╭──

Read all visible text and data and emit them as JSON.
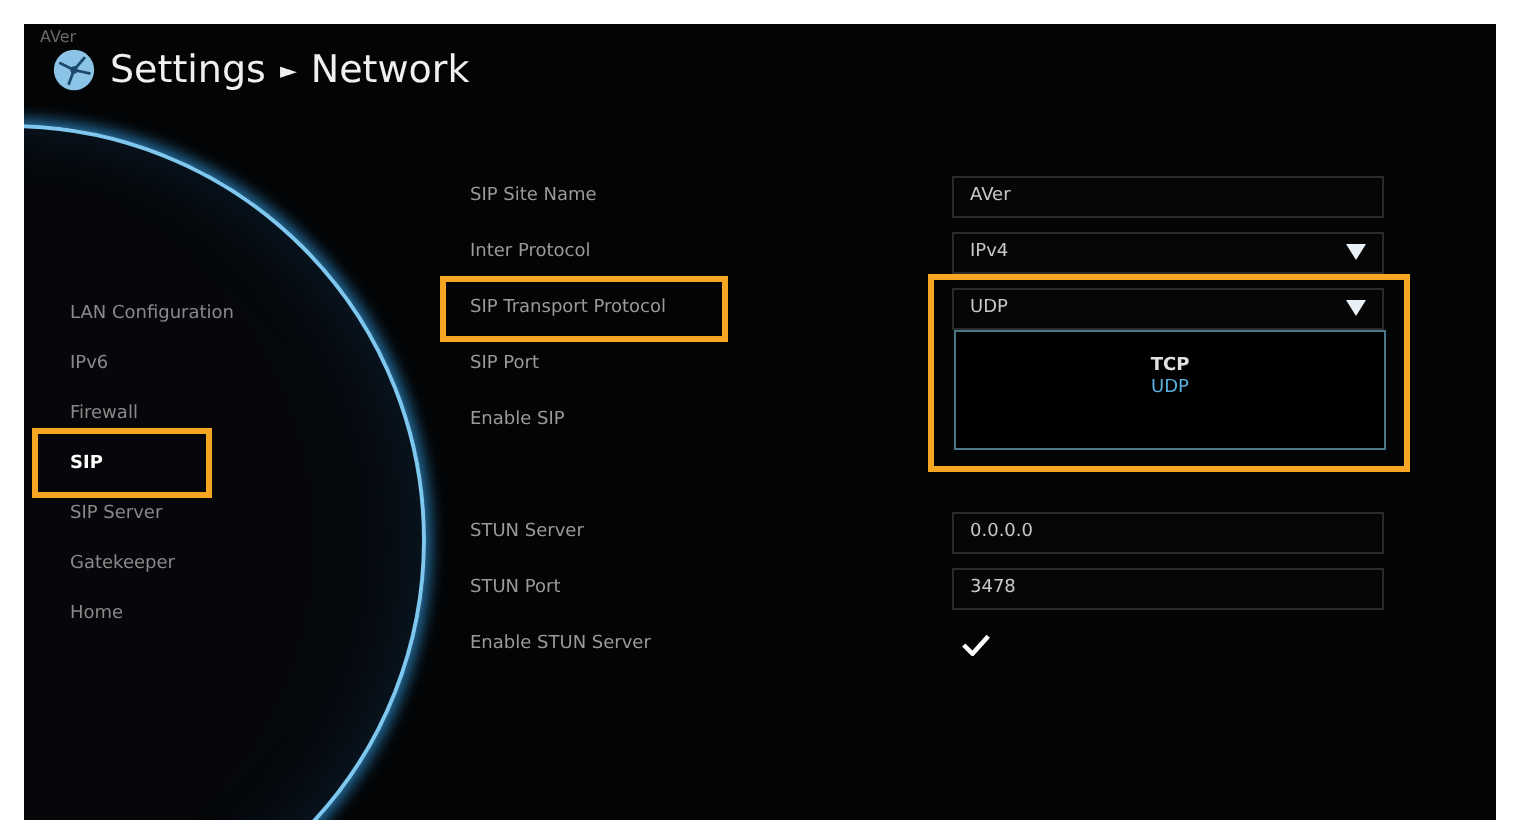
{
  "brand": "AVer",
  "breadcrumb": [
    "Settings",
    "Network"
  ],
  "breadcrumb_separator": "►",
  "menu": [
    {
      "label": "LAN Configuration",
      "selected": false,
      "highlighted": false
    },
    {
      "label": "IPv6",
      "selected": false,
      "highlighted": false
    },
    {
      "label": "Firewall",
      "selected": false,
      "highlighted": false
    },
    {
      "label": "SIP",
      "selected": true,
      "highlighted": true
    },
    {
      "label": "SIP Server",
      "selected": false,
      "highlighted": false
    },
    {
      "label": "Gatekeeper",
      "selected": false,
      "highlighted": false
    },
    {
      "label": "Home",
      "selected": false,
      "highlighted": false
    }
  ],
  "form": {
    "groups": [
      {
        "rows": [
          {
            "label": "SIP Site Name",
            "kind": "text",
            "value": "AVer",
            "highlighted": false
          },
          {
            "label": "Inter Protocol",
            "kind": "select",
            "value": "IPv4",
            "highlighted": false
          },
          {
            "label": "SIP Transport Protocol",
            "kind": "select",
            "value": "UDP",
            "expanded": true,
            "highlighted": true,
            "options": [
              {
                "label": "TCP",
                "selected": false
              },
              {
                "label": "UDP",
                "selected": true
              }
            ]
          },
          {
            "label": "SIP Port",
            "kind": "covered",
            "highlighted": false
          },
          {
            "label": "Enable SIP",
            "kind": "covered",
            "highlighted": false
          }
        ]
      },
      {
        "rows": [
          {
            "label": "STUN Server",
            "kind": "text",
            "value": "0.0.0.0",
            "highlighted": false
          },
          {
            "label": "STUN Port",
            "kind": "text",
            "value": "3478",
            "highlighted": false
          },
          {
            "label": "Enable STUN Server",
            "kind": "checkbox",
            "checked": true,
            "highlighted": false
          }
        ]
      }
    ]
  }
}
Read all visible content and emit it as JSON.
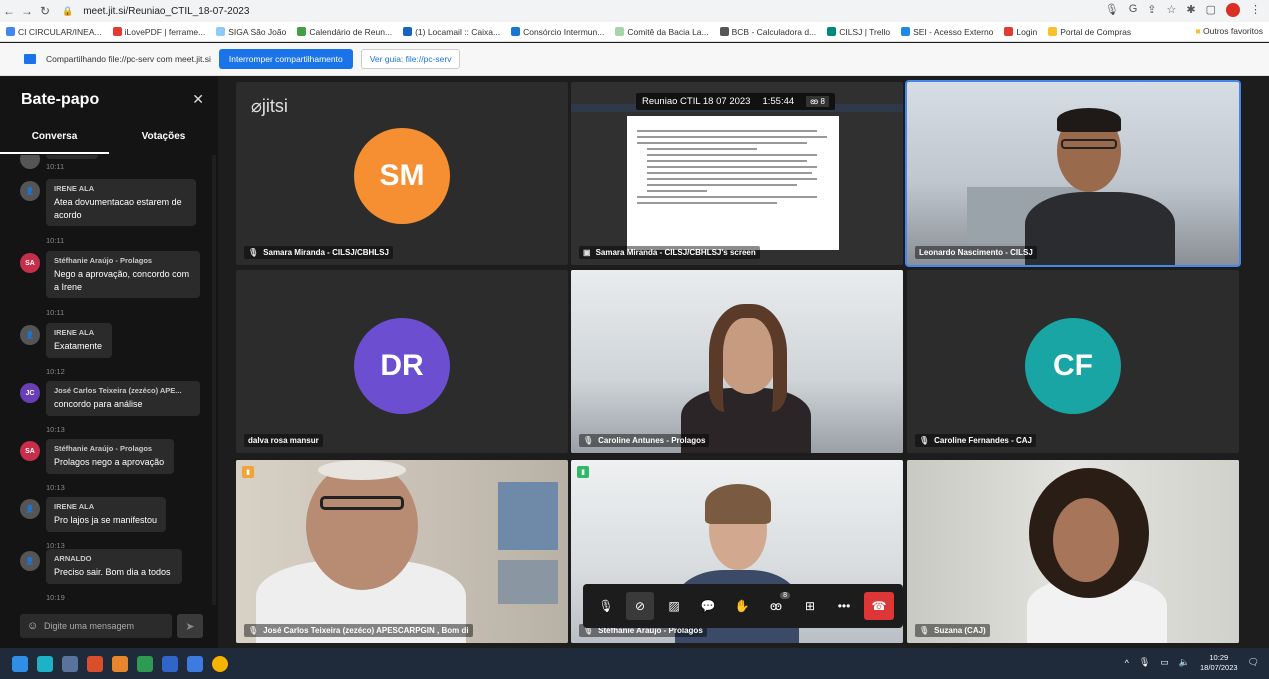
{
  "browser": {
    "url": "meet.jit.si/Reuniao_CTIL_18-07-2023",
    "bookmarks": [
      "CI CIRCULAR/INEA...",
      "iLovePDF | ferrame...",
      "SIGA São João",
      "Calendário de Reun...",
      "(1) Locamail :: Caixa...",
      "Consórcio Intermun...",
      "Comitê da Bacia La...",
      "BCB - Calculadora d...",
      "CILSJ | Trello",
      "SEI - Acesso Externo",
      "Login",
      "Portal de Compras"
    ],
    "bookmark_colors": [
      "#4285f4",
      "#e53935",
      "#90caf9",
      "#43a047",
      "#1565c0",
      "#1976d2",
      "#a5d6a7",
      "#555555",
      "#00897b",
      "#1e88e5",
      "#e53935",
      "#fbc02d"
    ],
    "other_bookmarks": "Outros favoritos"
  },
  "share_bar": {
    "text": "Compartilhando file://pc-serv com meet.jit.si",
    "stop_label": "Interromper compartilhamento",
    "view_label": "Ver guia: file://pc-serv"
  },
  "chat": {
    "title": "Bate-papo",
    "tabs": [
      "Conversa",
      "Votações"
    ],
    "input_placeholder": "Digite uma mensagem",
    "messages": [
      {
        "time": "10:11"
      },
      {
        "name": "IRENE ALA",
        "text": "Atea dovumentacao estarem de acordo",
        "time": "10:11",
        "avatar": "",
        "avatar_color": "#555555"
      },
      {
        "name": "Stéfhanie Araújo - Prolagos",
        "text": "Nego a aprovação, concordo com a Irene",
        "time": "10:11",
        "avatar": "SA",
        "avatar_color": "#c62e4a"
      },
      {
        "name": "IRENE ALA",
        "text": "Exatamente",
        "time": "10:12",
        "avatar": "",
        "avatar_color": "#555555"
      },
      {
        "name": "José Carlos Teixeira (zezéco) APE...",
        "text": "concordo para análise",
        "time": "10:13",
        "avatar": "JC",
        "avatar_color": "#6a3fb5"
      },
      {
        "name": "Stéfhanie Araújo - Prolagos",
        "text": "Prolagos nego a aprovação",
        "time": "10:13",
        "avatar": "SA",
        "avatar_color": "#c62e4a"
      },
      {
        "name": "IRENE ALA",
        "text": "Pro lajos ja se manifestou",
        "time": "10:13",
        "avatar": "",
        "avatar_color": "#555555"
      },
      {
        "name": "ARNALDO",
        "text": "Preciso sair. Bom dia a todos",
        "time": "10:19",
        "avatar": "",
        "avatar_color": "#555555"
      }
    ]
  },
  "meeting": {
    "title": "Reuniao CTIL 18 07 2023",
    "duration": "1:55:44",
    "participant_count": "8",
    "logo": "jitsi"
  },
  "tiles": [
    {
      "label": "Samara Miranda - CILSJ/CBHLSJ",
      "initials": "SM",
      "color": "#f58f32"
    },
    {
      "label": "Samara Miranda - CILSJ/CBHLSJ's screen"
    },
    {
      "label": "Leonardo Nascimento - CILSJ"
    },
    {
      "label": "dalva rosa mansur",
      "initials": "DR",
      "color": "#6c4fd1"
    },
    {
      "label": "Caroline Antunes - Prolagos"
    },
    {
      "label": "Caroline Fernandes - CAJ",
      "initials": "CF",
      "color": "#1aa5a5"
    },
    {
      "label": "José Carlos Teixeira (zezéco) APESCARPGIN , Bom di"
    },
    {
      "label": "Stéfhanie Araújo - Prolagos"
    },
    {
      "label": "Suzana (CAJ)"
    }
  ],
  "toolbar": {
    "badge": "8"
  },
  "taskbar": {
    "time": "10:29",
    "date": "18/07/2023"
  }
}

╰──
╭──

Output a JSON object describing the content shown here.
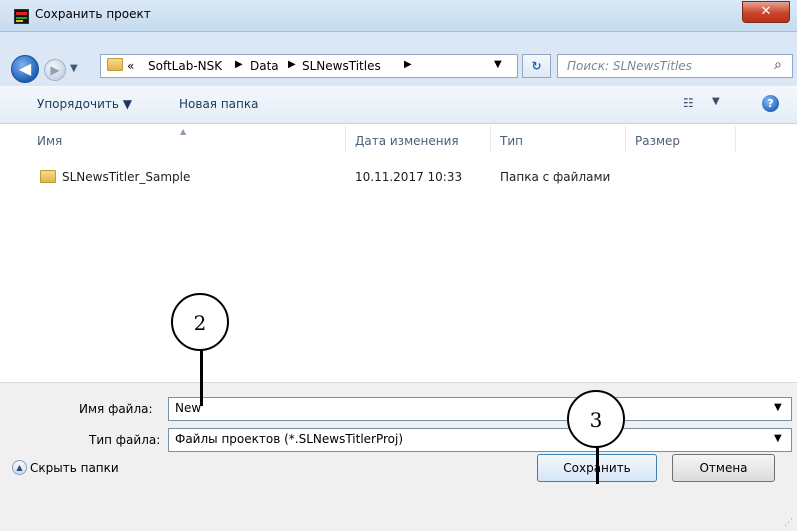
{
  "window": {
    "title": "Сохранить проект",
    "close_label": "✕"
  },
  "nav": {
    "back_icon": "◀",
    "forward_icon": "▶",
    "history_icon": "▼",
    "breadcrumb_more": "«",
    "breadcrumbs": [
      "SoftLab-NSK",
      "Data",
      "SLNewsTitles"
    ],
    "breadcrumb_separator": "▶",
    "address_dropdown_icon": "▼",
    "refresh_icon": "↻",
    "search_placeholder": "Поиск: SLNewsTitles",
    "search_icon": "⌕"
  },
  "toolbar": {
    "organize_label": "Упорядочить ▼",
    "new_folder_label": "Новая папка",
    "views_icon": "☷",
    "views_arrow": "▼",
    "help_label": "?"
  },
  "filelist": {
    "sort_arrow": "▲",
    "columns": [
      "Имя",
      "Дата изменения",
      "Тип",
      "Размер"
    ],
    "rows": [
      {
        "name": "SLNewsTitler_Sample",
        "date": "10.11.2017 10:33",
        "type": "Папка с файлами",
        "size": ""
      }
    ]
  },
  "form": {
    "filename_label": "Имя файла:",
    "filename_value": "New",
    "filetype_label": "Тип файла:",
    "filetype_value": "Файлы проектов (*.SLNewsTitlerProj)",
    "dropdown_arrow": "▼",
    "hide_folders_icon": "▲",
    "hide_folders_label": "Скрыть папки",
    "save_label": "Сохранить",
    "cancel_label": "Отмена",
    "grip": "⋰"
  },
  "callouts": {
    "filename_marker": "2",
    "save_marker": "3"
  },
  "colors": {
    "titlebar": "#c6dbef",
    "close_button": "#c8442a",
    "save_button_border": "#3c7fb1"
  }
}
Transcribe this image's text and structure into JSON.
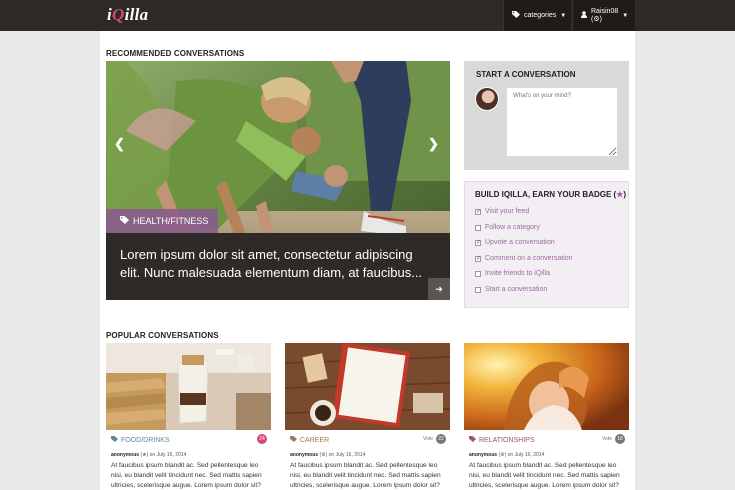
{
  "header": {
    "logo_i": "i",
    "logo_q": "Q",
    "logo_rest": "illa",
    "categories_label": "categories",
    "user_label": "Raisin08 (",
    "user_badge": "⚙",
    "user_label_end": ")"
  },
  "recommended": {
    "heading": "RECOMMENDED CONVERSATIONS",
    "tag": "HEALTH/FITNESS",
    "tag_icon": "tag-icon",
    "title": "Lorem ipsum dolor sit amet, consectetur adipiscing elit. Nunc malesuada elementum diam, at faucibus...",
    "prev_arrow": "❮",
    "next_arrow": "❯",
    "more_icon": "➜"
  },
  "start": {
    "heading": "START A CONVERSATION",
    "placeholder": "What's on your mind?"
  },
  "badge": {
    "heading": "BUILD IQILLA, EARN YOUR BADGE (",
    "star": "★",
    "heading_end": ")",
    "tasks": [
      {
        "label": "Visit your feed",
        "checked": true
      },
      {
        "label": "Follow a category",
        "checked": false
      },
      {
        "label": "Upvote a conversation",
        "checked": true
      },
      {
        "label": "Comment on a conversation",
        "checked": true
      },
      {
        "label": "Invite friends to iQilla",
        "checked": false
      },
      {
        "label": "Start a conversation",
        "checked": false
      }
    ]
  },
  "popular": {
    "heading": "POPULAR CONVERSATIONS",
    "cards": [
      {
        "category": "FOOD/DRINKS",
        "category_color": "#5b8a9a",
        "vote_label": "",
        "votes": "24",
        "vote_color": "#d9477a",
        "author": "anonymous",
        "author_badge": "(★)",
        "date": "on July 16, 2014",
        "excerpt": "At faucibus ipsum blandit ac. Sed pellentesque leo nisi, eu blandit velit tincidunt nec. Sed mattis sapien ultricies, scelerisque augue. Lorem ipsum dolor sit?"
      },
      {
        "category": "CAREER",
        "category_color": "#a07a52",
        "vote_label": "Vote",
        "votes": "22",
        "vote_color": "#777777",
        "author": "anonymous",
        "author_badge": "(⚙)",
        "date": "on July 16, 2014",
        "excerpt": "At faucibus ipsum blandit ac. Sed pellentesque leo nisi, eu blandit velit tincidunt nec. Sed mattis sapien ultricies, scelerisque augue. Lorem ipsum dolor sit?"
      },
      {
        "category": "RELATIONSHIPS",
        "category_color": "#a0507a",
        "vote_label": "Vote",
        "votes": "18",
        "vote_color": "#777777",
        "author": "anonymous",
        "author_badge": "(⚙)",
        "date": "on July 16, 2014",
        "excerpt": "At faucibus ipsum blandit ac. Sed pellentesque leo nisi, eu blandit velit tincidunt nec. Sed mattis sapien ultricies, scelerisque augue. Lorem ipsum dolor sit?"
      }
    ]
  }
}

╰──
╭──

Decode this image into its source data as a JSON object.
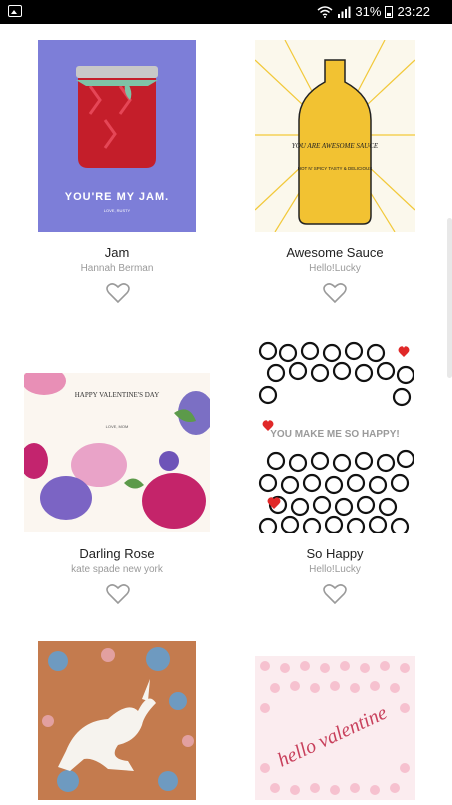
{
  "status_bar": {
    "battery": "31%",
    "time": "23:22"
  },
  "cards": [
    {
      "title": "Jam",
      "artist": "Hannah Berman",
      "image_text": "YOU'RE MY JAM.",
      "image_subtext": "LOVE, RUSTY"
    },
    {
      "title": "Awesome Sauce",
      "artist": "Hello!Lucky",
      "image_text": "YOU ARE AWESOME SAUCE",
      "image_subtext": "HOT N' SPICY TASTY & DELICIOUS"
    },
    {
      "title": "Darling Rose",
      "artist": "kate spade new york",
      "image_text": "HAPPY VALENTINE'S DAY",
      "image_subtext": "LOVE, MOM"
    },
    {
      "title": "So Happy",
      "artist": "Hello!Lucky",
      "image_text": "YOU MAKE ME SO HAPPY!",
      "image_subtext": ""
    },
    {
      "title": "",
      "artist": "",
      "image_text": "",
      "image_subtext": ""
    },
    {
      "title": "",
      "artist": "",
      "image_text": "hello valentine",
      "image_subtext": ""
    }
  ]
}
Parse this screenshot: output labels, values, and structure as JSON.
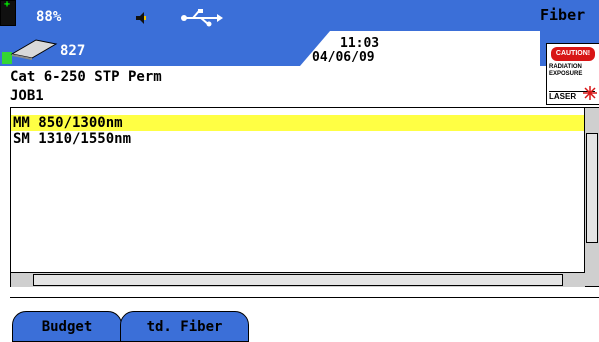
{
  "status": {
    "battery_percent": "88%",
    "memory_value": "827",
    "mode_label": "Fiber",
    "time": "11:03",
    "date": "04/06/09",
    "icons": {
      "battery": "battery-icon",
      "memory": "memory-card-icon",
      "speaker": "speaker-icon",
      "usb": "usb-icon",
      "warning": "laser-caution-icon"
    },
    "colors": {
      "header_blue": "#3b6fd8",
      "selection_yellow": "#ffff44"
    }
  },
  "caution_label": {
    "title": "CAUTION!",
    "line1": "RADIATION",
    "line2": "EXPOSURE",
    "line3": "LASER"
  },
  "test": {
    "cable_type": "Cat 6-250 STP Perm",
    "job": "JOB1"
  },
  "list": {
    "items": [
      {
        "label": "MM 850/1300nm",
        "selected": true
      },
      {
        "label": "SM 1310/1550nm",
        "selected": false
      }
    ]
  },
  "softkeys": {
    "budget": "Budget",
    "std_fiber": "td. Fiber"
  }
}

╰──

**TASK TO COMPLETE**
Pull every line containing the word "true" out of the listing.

**SOLUTION TO THIS TASK**
      "selected": true,
      "highlighted": true
            "expanded": true,
            "highlighted": true,
                "selected": true
            "checked": true,
        "checked": true
        "checked": true
        "checked": true
        "selected": true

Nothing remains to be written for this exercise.